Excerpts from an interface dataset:
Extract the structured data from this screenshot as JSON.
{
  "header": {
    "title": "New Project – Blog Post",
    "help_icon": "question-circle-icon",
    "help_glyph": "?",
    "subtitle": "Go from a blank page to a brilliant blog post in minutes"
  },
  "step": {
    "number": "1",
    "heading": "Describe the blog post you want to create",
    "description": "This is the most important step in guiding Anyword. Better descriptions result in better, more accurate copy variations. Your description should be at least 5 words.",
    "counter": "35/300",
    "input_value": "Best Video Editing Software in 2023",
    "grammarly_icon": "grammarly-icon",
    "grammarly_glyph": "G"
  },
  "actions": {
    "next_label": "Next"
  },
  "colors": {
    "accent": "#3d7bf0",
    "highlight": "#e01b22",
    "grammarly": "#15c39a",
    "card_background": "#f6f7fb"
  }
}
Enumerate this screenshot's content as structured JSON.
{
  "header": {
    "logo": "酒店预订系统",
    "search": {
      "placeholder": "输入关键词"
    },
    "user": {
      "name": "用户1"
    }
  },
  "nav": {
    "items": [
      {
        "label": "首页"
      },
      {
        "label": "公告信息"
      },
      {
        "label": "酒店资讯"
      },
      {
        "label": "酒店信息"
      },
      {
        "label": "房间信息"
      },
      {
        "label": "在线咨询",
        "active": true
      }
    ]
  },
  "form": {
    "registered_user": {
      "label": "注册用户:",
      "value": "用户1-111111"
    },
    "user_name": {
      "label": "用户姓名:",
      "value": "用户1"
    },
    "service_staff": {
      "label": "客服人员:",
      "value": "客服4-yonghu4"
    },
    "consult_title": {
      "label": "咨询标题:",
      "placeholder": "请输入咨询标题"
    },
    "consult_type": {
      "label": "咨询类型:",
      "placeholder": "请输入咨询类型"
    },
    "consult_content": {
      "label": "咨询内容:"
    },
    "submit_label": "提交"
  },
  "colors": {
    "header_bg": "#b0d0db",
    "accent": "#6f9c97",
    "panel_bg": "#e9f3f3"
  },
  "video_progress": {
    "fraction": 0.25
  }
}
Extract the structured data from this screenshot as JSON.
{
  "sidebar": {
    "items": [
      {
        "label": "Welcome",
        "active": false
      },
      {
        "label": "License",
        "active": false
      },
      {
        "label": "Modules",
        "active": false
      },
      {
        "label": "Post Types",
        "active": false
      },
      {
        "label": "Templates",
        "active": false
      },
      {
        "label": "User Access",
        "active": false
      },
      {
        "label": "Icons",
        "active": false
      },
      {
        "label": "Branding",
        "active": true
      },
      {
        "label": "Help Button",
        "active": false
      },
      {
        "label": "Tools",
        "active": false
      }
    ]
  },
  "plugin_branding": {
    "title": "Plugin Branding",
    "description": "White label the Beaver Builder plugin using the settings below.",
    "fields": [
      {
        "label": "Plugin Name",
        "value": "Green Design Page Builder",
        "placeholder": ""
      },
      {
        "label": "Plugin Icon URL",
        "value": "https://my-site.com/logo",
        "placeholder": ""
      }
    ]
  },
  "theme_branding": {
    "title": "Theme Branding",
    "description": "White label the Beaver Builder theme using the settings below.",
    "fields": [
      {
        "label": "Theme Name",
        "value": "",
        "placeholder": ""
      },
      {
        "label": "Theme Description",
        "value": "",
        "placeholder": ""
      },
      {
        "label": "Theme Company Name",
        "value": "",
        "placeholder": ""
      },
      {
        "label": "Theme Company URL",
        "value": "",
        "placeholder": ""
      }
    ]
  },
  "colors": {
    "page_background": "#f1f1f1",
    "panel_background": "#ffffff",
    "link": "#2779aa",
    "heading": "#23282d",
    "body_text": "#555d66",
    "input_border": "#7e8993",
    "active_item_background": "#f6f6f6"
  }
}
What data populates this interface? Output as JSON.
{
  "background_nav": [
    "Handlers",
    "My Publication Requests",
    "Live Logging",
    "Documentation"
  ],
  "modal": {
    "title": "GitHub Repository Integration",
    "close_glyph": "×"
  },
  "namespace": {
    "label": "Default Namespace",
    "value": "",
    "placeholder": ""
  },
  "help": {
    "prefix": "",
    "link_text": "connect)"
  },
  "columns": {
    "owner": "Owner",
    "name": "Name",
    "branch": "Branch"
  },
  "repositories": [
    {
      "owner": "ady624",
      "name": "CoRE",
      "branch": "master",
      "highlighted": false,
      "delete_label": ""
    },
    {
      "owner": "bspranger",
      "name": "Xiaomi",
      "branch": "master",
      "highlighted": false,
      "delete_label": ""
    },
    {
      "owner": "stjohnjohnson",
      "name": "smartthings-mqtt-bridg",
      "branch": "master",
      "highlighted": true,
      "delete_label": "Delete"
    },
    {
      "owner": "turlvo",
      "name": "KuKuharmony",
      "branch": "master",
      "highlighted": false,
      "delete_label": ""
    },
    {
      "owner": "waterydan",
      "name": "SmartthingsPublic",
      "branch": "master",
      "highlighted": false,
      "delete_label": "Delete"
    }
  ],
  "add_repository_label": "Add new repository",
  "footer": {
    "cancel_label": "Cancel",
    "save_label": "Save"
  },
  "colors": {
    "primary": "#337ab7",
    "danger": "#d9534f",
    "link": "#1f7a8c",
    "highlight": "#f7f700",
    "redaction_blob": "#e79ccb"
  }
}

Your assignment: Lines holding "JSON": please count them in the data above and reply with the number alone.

Response to this task: 4